Graduates from various institutions toss their hats in the air in Philadelphia, May 20, 2011. (Matt Rourke/AP)

Graduates from various institutions toss their hats in the air in Philadelphia, May 20, 2011. (Matt Rourke/AP)

Over the last two years, seven major universities have admitted to misreporting their admissions statistics to make them look more selective.

This in turn increases their standings in rankings like U.S. News and World Report.

A 2011 study at the Harvard Business School found that rising by just one number in the U.S. News & World Report rankings leads to a nearly one percent increase in applications.

The American Bar Association has penalized several law schools for misreporting their statistics to make them more attractive.

Fifteen law schools are being sued for fraud and false advertising for allegedly misreporting graduates’ job-placement rates.

But for most universities, there is no punishment for misreporting these numbers.

Jon Marcus, contributing editor for the Hechinger Report, says that there’s really no way to tell how extensive the problem is.

“I talked with the Department of Education, who also receives these statistics,” Marcus said. “They could not tell me how many times changes to the data were significant, but changes to reported data were common.”


  • Jon Marcus, contributing editor for the Hechinger Report.

Please follow our community rules when engaging in comment discussion on this site.
  • NancyD

    The misreporting of data by colleges is just part of the problem.  Another issue is that applicants tend to think that popularity (number of applications received) and selectivity (percentage of applicants admitted) are reliable indicators of the quality of education a college or university provides.  It’s a vicious cycle: colleges promote the rankings, leading applicants to think that a higher ranking = a “better” school, and then college administrators feel compelled to take action to preserve or improve a high ranking.    See:  http://admissionscafe.wordpress.com/category/college-admissions/college-rankings/

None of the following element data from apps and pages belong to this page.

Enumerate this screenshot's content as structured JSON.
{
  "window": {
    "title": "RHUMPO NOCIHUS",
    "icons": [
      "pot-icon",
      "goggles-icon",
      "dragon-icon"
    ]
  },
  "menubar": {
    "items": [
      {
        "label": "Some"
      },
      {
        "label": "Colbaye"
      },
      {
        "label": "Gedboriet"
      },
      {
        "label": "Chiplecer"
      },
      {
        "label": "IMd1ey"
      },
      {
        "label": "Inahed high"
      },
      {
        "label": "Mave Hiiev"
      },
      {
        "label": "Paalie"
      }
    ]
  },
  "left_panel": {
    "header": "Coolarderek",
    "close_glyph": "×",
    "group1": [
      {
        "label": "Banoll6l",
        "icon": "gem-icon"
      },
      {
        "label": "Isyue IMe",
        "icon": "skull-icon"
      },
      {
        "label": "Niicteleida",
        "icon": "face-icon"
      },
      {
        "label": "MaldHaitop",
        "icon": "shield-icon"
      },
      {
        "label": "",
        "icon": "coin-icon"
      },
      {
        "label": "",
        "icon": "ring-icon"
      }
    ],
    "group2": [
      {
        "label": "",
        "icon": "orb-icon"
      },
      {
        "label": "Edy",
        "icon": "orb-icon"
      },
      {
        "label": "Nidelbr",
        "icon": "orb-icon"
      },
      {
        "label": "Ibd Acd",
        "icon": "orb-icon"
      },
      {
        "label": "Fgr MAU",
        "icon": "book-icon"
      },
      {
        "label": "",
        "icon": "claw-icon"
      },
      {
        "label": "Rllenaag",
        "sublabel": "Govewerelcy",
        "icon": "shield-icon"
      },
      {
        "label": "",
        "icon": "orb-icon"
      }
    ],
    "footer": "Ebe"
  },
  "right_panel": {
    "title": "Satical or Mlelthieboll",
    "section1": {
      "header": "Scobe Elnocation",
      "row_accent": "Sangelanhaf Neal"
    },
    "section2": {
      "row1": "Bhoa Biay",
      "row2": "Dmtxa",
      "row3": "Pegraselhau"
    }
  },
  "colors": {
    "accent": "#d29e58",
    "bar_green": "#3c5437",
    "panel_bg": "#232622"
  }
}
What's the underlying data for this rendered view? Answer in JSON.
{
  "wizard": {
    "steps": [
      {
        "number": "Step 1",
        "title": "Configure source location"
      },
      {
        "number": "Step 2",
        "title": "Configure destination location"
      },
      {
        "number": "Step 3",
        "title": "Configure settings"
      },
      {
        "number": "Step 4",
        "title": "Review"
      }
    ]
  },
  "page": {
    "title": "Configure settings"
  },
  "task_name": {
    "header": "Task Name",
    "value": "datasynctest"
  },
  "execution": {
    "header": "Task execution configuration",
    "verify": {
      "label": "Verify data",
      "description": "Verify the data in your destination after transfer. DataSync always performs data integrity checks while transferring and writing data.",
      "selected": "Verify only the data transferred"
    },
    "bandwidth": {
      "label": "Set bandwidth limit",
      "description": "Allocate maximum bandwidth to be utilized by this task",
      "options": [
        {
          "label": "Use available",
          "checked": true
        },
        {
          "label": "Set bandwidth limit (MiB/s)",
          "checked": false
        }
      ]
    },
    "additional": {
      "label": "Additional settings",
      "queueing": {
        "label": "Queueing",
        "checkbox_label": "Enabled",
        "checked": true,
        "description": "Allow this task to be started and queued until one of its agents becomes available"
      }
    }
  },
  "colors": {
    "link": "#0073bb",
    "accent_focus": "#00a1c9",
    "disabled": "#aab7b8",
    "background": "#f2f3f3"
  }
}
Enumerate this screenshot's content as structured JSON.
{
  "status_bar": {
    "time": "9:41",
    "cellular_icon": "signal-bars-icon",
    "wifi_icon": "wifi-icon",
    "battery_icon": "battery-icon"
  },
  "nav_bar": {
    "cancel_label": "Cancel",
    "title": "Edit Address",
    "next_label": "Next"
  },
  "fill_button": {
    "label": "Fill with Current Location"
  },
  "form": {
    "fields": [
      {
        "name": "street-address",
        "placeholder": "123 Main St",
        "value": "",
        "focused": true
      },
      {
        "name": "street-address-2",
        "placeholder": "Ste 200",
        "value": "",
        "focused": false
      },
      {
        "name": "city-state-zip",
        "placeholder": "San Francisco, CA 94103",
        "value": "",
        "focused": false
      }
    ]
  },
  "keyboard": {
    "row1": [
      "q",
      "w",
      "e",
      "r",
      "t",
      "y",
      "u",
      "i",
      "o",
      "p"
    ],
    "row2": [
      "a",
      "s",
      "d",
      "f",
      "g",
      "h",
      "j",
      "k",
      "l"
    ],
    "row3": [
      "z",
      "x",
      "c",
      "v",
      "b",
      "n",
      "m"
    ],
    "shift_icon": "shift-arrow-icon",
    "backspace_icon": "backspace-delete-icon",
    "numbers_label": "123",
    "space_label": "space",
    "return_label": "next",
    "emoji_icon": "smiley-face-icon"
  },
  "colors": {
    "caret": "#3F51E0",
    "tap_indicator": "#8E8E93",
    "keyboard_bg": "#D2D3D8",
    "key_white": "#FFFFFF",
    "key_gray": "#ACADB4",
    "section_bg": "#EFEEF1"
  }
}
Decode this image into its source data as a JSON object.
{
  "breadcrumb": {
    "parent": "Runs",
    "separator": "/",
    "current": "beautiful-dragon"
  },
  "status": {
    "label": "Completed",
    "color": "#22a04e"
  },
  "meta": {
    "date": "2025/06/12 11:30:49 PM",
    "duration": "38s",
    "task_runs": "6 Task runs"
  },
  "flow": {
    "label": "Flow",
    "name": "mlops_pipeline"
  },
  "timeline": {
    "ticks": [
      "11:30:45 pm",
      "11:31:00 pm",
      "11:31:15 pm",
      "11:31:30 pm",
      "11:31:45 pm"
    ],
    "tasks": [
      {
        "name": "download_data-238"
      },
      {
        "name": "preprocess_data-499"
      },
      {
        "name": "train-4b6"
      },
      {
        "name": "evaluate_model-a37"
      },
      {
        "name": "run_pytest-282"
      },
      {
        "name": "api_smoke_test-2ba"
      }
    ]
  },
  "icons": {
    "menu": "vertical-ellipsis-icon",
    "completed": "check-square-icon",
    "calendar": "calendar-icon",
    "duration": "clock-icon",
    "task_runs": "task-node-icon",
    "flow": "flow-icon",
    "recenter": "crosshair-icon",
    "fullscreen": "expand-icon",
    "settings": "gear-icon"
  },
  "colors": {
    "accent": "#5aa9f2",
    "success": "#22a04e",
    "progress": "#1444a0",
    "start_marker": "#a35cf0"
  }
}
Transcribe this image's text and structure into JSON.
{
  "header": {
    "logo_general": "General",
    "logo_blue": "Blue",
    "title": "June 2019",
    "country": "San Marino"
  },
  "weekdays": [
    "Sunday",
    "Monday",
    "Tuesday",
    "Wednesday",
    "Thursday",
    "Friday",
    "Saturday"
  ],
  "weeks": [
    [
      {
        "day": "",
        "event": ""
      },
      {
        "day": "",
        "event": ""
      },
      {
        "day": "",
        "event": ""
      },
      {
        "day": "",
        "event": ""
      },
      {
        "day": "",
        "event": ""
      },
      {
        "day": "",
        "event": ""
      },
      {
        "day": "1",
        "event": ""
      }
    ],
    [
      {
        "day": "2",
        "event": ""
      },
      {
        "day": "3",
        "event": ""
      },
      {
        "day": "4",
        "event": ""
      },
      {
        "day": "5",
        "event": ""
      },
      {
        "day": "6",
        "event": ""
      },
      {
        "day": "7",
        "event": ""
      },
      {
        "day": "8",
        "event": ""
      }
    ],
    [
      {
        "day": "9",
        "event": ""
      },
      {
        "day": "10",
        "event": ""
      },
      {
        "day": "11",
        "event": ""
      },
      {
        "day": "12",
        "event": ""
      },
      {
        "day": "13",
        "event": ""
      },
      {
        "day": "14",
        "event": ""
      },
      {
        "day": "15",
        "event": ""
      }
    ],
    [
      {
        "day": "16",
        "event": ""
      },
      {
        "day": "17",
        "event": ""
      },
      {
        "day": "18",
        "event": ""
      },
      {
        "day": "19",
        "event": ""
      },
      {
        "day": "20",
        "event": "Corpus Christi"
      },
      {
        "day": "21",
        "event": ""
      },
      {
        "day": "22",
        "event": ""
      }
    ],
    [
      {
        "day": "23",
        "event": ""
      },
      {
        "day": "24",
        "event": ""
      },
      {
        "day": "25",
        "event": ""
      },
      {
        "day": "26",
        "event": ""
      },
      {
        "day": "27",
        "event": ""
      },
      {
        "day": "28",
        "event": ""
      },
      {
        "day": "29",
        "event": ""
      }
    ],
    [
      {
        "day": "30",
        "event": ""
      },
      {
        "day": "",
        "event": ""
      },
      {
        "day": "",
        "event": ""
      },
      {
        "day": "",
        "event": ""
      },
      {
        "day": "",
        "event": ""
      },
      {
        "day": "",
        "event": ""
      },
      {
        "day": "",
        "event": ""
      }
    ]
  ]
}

Robin and Jeremy

Robin Young and Jeremy Hobson host Here & Now, a live two-hour production of NPR and WBUR Boston.

April 15 7 Comments

4 Lamb Recipes, Plus Lamb Cooking Tips

With the weather getting warmer, Here & Now resident chef Kathy Gunst is thinking lamb. She shares recipes for Middle Eastern-style lamb meatballs and more.

April 15 14 Comments

The Problem With U.S. Tax Policies

Tax expert David Cay Johnston says it's easy to fool the IRS, but there's one catch: "you have to be rich." He says outdated tax policies are hurting the economy.

April 14 4 Comments

Lessons For News Media After Marathon Bombings

We take a look at what the news media got wrong and what can be learned for future breaking news coverage.

April 14 7 Comments

Marathon Bombing Survivor Loses Limbs But Finds New Life

A year after Jeff Bauman lost both legs in the bombing, he and his fiancée are expecting their first child.